(Problem to work on) What you print must match the data line for line.

Website and app data records
_ _ _

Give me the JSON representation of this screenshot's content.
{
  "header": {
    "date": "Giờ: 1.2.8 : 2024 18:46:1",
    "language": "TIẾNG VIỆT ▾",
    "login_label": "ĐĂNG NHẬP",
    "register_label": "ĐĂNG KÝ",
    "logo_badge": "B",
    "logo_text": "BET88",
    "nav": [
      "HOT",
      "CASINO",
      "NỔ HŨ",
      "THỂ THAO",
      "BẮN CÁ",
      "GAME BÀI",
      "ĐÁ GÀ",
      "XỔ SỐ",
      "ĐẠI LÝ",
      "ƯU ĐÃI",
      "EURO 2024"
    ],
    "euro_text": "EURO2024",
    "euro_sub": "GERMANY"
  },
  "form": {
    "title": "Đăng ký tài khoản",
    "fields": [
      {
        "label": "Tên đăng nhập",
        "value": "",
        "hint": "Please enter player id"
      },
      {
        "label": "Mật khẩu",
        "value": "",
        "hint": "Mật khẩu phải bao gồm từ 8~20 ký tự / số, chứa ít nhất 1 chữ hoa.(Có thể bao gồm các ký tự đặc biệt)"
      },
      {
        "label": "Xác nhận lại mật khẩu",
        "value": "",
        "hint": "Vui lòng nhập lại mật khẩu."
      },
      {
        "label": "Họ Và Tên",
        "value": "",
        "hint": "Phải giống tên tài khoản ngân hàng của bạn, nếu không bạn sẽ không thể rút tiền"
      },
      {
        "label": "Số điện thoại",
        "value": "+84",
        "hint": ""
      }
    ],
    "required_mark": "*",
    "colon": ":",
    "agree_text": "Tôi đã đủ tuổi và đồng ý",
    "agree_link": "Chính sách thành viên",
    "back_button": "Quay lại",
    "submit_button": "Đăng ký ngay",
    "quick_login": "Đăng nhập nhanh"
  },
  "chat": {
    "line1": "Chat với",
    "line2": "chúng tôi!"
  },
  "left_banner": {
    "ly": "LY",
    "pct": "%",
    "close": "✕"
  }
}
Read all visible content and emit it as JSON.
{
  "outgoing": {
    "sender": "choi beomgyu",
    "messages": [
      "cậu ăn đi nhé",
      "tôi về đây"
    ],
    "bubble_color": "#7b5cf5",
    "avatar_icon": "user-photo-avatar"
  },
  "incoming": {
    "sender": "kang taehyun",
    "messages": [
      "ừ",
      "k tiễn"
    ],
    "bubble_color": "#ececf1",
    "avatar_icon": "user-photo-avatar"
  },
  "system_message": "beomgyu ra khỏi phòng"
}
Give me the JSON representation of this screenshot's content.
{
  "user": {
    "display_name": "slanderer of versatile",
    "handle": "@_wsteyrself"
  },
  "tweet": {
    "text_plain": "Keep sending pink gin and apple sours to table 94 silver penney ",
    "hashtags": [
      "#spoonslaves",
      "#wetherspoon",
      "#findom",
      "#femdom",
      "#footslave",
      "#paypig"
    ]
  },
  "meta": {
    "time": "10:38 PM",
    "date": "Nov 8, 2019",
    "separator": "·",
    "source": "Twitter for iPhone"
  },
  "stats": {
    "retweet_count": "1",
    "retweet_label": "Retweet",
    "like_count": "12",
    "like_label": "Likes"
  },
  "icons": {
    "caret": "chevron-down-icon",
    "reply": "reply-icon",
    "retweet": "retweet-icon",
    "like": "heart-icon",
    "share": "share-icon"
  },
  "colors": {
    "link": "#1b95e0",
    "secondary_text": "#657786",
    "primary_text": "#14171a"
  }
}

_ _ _

(Problem solution)
Give me the JSON representation of this screenshot's content.
{
  "header": {
    "date": "Giờ: 1.2.8 : 2024 18:46:1",
    "language": "TIẾNG VIỆT ▾",
    "login_label": "ĐĂNG NHẬP",
    "register_label": "ĐĂNG KÝ",
    "logo_badge": "B",
    "logo_text": "BET88",
    "nav": [
      "HOT",
      "CASINO",
      "NỔ HŨ",
      "THỂ THAO",
      "BẮN CÁ",
      "GAME BÀI",
      "ĐÁ GÀ",
      "XỔ SỐ",
      "ĐẠI LÝ",
      "ƯU ĐÃI",
      "EURO 2024"
    ],
    "euro_text": "EURO2024",
    "euro_sub": "GERMANY"
  },
  "form": {
    "title": "Đăng ký tài khoản",
    "fields": [
      {
        "label": "Tên đăng nhập",
        "value": "",
        "hint": "Please enter player id"
      },
      {
        "label": "Mật khẩu",
        "value": "",
        "hint": "Mật khẩu phải bao gồm từ 8~20 ký tự / số, chứa ít nhất 1 chữ hoa.(Có thể bao gồm các ký tự đặc biệt)"
      },
      {
        "label": "Xác nhận lại mật khẩu",
        "value": "",
        "hint": "Vui lòng nhập lại mật khẩu."
      },
      {
        "label": "Họ Và Tên",
        "value": "",
        "hint": "Phải giống tên tài khoản ngân hàng của bạn, nếu không bạn sẽ không thể rút tiền"
      },
      {
        "label": "Số điện thoại",
        "value": "+84",
        "hint": ""
      }
    ],
    "required_mark": "*",
    "colon": ":",
    "agree_text": "Tôi đã đủ tuổi và đồng ý",
    "agree_link": "Chính sách thành viên",
    "back_button": "Quay lại",
    "submit_button": "Đăng ký ngay",
    "quick_login": "Đăng nhập nhanh"
  },
  "chat": {
    "line1": "Chat với",
    "line2": "chúng tôi!"
  },
  "left_banner": {
    "ly": "LY",
    "pct": "%",
    "close": "✕"
  }
}
Read all visible content and emit it as JSON.
{
  "outgoing": {
    "sender": "choi beomgyu",
    "messages": [
      "cậu ăn đi nhé",
      "tôi về đây"
    ],
    "bubble_color": "#7b5cf5",
    "avatar_icon": "user-photo-avatar"
  },
  "incoming": {
    "sender": "kang taehyun",
    "messages": [
      "ừ",
      "k tiễn"
    ],
    "bubble_color": "#ececf1",
    "avatar_icon": "user-photo-avatar"
  },
  "system_message": "beomgyu ra khỏi phòng"
}
Give me the JSON representation of this screenshot's content.
{
  "user": {
    "display_name": "slanderer of versatile",
    "handle": "@_wsteyrself"
  },
  "tweet": {
    "text_plain": "Keep sending pink gin and apple sours to table 94 silver penney ",
    "hashtags": [
      "#spoonslaves",
      "#wetherspoon",
      "#findom",
      "#femdom",
      "#footslave",
      "#paypig"
    ]
  },
  "meta": {
    "time": "10:38 PM",
    "date": "Nov 8, 2019",
    "separator": "·",
    "source": "Twitter for iPhone"
  },
  "stats": {
    "retweet_count": "1",
    "retweet_label": "Retweet",
    "like_count": "12",
    "like_label": "Likes"
  },
  "icons": {
    "caret": "chevron-down-icon",
    "reply": "reply-icon",
    "retweet": "retweet-icon",
    "like": "heart-icon",
    "share": "share-icon"
  },
  "colors": {
    "link": "#1b95e0",
    "secondary_text": "#657786",
    "primary_text": "#14171a"
  }
}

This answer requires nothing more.